It must still be October. Despite a snowstorm before Halloween (one of nature’s trick-or-treats), all the signs are still there. My daughter showed me a Venn diagram yesterday, during a whole-day marathon of putting plastic around our drafty old windows, showing the intersection of three “monster” traits: resurrected from the dead, local townspeople fear and revere him, and convert as many mindless followers as possible. The creatures that inhabit this eerie universe are Dracula, Frankenstein, Zombie, and, where all three intersect, Jesus Christ. Obviously this was just for a laugh, but interestingly, one of the traits of Penn Jillette’s book, God, No!, is his rather frequent reference to Jesus as a zombie. Then I clicked over to Religion Dispatches, and the lead story is headlined, “Praying to the Zombie Jesus.” Ours is a world of mindless, quick connections where the compelling idea of resurrection has lost its appeal. Despite our religious culture—or perhaps because of it—we have come to see Christianity as just one more peddler of a wonderful, disturbing idea.
As regular readers of this blog know, I find the abuse of religious ideals inexcusable. Using one’s faith to beat another down is just plain wrong. Nevertheless, to focus on the folkloristic aspect of resurrection (or perhaps it is a metaphor) is to miss what drew the very earliest followers to Jesus.
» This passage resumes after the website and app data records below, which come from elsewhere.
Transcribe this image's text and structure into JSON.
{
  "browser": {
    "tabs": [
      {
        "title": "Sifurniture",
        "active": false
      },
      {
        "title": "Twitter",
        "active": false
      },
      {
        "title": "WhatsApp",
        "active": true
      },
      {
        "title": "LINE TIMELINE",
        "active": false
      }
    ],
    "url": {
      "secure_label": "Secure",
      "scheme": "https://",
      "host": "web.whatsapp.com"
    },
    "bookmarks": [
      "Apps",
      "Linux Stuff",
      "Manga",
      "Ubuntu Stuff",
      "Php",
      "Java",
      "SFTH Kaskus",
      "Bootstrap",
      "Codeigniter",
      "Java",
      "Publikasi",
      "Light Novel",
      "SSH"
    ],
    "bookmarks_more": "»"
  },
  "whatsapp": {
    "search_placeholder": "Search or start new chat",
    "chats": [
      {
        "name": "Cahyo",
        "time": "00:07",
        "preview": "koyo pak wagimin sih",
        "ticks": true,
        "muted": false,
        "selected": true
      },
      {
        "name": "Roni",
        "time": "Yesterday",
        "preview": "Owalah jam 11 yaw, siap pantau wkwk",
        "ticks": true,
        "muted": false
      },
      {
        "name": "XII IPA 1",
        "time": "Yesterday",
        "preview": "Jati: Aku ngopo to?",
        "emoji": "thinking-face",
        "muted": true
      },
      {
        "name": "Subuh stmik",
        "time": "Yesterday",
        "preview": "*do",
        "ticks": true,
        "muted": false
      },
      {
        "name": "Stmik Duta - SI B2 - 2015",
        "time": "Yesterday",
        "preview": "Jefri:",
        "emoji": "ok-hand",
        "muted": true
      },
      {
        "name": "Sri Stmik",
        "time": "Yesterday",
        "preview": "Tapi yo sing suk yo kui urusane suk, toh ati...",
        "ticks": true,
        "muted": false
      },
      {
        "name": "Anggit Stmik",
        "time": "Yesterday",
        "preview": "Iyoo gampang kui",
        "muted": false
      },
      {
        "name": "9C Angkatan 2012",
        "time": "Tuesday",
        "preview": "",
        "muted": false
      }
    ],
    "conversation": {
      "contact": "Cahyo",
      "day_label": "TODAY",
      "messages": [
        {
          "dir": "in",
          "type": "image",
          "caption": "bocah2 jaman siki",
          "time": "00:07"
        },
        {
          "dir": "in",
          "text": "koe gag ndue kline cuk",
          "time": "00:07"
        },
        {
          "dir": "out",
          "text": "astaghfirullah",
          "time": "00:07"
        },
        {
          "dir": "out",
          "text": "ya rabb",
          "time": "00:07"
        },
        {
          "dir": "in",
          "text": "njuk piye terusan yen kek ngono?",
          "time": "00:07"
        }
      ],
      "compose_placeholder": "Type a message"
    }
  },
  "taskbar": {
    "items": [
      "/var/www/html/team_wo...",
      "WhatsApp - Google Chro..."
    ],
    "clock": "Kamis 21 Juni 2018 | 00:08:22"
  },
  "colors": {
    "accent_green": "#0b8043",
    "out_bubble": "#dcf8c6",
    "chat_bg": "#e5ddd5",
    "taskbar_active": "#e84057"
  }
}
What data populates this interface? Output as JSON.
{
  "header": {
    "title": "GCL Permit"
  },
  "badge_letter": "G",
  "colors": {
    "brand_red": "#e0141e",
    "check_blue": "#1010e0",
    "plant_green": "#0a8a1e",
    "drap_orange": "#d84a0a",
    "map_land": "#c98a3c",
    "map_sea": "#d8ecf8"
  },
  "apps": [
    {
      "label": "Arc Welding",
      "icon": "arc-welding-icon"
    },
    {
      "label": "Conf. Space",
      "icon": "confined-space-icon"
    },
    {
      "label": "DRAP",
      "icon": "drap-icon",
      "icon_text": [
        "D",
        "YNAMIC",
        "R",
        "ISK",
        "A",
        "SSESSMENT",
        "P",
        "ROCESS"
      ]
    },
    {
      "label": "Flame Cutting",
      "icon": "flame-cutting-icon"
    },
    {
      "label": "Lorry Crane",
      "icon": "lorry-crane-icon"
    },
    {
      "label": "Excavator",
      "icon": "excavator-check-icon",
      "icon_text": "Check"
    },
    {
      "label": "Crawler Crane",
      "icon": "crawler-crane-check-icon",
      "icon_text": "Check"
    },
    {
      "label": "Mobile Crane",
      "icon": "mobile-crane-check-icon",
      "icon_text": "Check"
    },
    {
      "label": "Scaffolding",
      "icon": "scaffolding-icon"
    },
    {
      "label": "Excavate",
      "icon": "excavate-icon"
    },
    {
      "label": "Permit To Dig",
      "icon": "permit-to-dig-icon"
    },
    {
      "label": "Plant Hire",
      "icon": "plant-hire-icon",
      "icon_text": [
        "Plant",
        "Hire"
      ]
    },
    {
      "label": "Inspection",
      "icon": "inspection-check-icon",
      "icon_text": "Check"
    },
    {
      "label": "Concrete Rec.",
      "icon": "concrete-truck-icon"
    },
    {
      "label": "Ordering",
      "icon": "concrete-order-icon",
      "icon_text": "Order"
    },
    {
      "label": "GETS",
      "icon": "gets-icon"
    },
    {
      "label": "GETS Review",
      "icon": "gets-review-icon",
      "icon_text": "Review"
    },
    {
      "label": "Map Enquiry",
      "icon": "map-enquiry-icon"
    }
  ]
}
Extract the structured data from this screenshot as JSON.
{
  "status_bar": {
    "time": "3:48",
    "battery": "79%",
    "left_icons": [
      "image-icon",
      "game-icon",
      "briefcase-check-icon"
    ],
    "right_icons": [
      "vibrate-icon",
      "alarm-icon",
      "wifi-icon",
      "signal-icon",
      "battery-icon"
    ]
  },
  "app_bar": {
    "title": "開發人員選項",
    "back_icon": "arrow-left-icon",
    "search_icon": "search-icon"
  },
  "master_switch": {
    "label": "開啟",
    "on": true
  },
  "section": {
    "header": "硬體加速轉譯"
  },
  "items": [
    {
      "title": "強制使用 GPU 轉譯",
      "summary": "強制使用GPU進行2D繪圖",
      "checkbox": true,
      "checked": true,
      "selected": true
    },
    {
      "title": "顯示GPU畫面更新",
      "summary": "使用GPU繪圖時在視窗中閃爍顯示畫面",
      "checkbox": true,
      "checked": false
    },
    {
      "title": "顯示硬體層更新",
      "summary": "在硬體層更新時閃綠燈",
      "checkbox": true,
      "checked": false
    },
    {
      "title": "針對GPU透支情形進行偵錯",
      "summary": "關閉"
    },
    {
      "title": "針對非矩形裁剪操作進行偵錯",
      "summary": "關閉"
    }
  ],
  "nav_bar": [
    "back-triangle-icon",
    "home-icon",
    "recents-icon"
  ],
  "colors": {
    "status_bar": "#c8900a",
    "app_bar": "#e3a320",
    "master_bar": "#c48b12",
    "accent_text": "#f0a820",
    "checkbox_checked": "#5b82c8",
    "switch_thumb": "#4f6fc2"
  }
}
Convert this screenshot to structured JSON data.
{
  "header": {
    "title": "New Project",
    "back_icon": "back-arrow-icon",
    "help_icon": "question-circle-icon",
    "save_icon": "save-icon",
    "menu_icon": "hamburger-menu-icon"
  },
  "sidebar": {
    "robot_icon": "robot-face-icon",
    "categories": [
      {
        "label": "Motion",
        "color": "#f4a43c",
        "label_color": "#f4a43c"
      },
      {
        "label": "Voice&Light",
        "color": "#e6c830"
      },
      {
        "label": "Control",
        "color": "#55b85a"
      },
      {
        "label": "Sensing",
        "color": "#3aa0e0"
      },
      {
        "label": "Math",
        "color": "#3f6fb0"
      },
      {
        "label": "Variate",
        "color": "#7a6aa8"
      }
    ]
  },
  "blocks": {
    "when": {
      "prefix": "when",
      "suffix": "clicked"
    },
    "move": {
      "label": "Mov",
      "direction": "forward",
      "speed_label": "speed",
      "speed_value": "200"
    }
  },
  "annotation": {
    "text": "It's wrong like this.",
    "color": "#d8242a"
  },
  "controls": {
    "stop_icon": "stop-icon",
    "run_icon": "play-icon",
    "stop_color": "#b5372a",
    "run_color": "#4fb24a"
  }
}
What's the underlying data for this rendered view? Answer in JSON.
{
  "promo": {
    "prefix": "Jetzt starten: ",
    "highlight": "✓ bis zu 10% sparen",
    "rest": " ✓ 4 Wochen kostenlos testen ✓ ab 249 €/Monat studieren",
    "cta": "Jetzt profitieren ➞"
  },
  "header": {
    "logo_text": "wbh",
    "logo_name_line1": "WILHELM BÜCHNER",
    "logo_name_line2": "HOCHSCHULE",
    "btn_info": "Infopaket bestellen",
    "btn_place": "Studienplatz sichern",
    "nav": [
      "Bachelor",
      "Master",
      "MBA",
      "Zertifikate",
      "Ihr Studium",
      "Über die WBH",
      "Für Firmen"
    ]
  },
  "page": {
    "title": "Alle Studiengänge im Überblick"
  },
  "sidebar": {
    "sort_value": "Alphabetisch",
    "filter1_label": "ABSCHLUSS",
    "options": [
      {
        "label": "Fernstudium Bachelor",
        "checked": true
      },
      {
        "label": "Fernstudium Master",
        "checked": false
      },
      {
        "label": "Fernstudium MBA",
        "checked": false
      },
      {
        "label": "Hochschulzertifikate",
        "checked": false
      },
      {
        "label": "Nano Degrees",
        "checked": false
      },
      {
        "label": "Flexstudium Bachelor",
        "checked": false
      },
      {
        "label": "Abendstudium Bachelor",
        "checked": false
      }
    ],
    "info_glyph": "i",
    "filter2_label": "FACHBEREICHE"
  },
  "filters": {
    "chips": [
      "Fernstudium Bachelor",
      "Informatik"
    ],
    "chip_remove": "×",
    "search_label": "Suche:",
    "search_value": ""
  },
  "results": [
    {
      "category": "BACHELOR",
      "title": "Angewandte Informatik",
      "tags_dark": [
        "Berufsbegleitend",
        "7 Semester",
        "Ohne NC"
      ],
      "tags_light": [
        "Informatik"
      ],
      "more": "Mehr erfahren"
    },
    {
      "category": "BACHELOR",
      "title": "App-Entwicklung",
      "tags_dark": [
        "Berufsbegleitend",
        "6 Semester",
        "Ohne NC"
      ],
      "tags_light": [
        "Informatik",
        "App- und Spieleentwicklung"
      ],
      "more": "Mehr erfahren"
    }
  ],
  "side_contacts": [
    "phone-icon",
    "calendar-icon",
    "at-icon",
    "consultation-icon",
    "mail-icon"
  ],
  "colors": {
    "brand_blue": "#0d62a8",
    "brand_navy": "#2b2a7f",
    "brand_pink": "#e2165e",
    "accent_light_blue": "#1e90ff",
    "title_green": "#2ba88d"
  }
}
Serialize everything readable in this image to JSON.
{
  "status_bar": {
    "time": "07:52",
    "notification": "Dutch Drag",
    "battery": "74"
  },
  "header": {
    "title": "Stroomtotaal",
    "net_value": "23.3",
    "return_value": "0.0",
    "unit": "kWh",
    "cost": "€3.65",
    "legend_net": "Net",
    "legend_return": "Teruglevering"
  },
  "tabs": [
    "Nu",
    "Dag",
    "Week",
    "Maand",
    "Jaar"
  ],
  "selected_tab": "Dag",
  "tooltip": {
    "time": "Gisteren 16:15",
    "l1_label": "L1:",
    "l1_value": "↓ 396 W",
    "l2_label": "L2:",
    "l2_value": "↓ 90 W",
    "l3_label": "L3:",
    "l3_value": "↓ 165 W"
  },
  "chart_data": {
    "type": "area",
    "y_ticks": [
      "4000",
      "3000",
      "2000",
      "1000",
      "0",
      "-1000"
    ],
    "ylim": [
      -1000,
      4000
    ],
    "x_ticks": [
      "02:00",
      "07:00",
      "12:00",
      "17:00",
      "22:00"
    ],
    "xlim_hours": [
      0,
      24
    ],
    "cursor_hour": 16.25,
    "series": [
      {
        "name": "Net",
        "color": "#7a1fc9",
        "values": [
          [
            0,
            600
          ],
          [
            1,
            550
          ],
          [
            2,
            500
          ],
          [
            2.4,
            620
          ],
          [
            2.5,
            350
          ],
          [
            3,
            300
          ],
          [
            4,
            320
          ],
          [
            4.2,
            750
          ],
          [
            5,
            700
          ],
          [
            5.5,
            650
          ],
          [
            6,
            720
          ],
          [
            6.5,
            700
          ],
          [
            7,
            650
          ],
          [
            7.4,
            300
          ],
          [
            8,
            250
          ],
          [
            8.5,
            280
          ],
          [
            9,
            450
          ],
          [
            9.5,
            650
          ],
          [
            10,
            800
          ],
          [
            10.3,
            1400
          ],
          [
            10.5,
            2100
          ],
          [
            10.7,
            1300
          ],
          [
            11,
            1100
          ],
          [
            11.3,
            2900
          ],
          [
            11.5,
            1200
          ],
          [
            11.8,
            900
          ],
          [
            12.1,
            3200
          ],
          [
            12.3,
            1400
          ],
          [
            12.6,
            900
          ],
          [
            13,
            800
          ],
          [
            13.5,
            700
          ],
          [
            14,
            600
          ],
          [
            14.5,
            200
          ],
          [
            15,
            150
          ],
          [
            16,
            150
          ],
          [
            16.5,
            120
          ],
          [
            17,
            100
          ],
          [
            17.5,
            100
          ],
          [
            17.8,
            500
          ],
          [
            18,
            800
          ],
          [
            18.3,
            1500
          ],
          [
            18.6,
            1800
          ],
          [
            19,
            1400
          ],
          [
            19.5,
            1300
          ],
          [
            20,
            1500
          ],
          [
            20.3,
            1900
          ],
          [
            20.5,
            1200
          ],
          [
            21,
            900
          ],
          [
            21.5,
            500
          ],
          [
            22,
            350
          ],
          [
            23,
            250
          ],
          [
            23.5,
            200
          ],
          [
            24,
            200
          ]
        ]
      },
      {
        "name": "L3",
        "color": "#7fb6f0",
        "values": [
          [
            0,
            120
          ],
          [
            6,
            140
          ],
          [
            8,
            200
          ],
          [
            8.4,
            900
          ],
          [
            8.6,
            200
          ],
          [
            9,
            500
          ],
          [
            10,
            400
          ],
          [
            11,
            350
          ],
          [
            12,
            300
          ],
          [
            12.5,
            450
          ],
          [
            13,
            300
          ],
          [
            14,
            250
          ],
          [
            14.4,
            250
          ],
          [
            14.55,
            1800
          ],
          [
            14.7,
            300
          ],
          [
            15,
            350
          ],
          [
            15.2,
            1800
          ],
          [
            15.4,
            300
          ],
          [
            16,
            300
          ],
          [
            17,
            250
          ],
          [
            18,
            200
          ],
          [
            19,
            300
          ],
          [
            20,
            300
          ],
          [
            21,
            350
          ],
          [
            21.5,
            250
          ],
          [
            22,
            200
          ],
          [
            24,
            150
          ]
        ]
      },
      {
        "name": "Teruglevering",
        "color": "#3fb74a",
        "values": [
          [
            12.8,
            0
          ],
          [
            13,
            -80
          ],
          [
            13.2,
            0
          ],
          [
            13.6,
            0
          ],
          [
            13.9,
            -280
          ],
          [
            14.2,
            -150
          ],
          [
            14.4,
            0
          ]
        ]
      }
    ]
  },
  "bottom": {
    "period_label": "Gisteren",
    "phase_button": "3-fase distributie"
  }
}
Before the idea of rising from the dead came a message that people should love each other and treat one another with respect and dignity. By the end of the first century of the common era, or perhaps as early as Paul, that idea grew to be a quasi-magical resurrection from the dead. No longer were women counted as equals among the followers of Jesus, and no longer were wealthy compelled to give it all up. Paul’s faith looked to a future world, beyond death, and was willing to consider this world, well, to be polite, crap. The reasons for this transformation are legion: the persecution that Christianity was undergoing, the failure of an apocalypse to take place, the disenfranchisement of the believers. They needed something to look forward to.
Zombies are likely a passing fad. When we start seeing books of zombie Christmas carols, zombie haikus, and zombie apocalypse survivors’ guides, we seem to be reaching the peak of the plateau. The zombie is mindless, rapacious, and entirely selfish. It will not go away. It is the perfect denizen of October. When I stare into those uncomprehending eyes, and see the disturbing lack of compassion and the desire to consume human brains, I start to make connections of my own. Analysts often describe zombies as the ghoul of the common folk. But all these characteristics taken together suggest that perhaps the month in which to expect zombies is November. Surviving another snowpocalypse, earthquake, and hurricane, the human spirit is difficult to dominate. And yet, when the polls open up in the darker season of the year, zombies will rise. The plastic on my windows does nothing to stop these chills.